"The tourism industry is not immune to the contagion of financial crises that are sweeping the globe, and now is the time to be creative, proactive and innovative in promoting tourism."
So said Francesco Frangialli, former Secretary-General of the World Tourism Organization, at the recent 2009 Asia-Pacific Creativity Forum on Culture and Tourism.
The conference was held June 3-5 at the Shilla Hotel in Jungmun.
In his keynote address, “Creativity: A Key for 21st Century Tourism,” Frangialli laid out the good news, and the bad in the tourism industry.
First the bad news. He said that tourism globally is expected to flatten out, with zero or even negative growth this year, which hasn’t happened since the SARS epidemic in Asia in 2003. Adding a note of optimism he added, “Tourism is not collapsing. It is bending in the storm, but it is withstanding it.” And in every crisis, he said, there are opportunities for those who are able to react. “The crisis is a privileged moment for creativity,” he said.
How tourism can survive the financial downturn
While some traditional tourist destinations, such as the Mediterranean, are dealing with the crisis by simply trimming their sails, so to speak, and preparing to wait out the storm, others are facing the challenge head on.
He advised a course of adapting existing offerings to the means of the clientele, employing technological and marketing innovations to offer new products, increasing flexibility in order to adapt to the increase in internet bookings, and being creative.
“Creativity is a key for success in beginning of the 21st century,” he said.
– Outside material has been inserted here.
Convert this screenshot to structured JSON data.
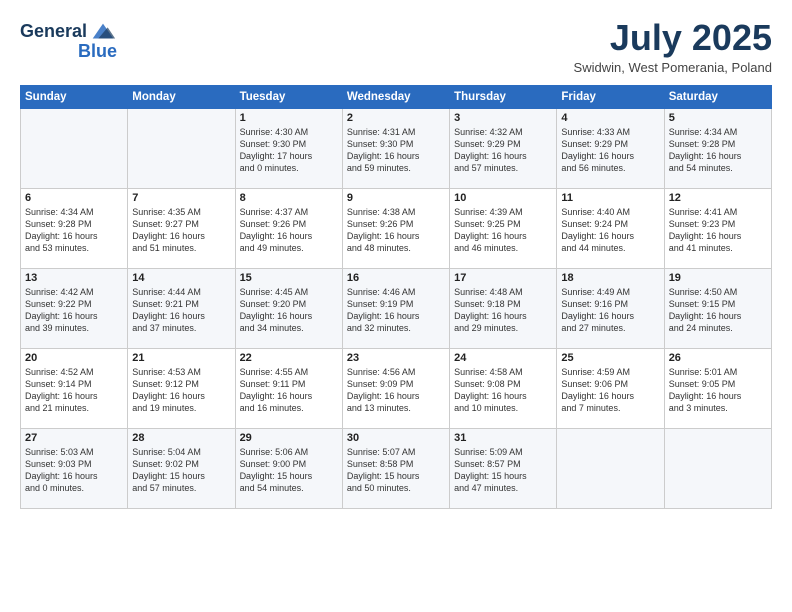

This is a concept that Jeju tourism has already embraced, notably with the new tourism slogan, “Only Jeju Island,” but also with a greater focus on promoting the unique cultural aspects of Jeju to visitors. “The cultural personality specific to a country or to a destination thus become essential,” he said. “The local must assert itself in a global market.”
He went on to say that preserving a destination’s “cultural roots” in order to assert its personality must be combined with looking to the future and “unleashing the forces of cultural creation.” Korea is on the cusp of this movement, with a combined culture, media, sports and tourism ministerial department.
Refocus on cultural tourism
Jeju touts its UNESCO Natural World Heritage sites as major tourist attractions, but Frangialli notes 660 of the 851 UNESCO World Heritage sites are cultural in nature.
“All over the world, places of worship and shrines constitute major tourism attractions that religions, through the monuments whose creation they engendered, place at the disposal of their faithful and make available to the curiosity of non-believers,” he said.
Many of the magnificent Buddhist temples on Jeju are beginning to cater to tourists as well as their faithful. Recently Yakchun Temple in Jungmun hosted a group of foreigners for an overnight temple stay. Unfortunately it became a media circus, with the foreigners “meditating” in the vast temple surrounded by camera-toting tourists and a local TV crew.
In Jeju-si, Gwaneum Temple includes a gift shop, and opened its doors to visitor on the occasion of Buddha’s birthday in May. Non-Buddhists were invited by monks to join in the ceremony and share food.
Frangialli acknowledged that sort of inclusion could lead to a conflict of uses and needs.
“Let us be clear: It is the needs of the faithful, especially those who are practicing, that should always be given priority, notwithstanding the fact that all efforts of course also be made to ensure that those who visit for cultural or artistic purposes are received under conditions that are acceptable to all.”
Tourism can increase cultural appreciation
While with any form of tourism there is the risk of “loving it to death,” increasing visitation can also increase awareness of the need for preservation. “Tourism is one of the best friends of the environment and of culture,” he said. For example, the Jeju Folk Village increases appreciation for the lives of Jeju’s traditional villagers, and the Jeju Stone Park illuminates the uniqueness of Jeju’s natural world.
Frangialli closed with a message that seemed to provide a glimpse into the future of tourism on Jeju: “If tourism is capable of being innovative, responsive and creative, it will help ensure the future of our heritage and our cultural life.”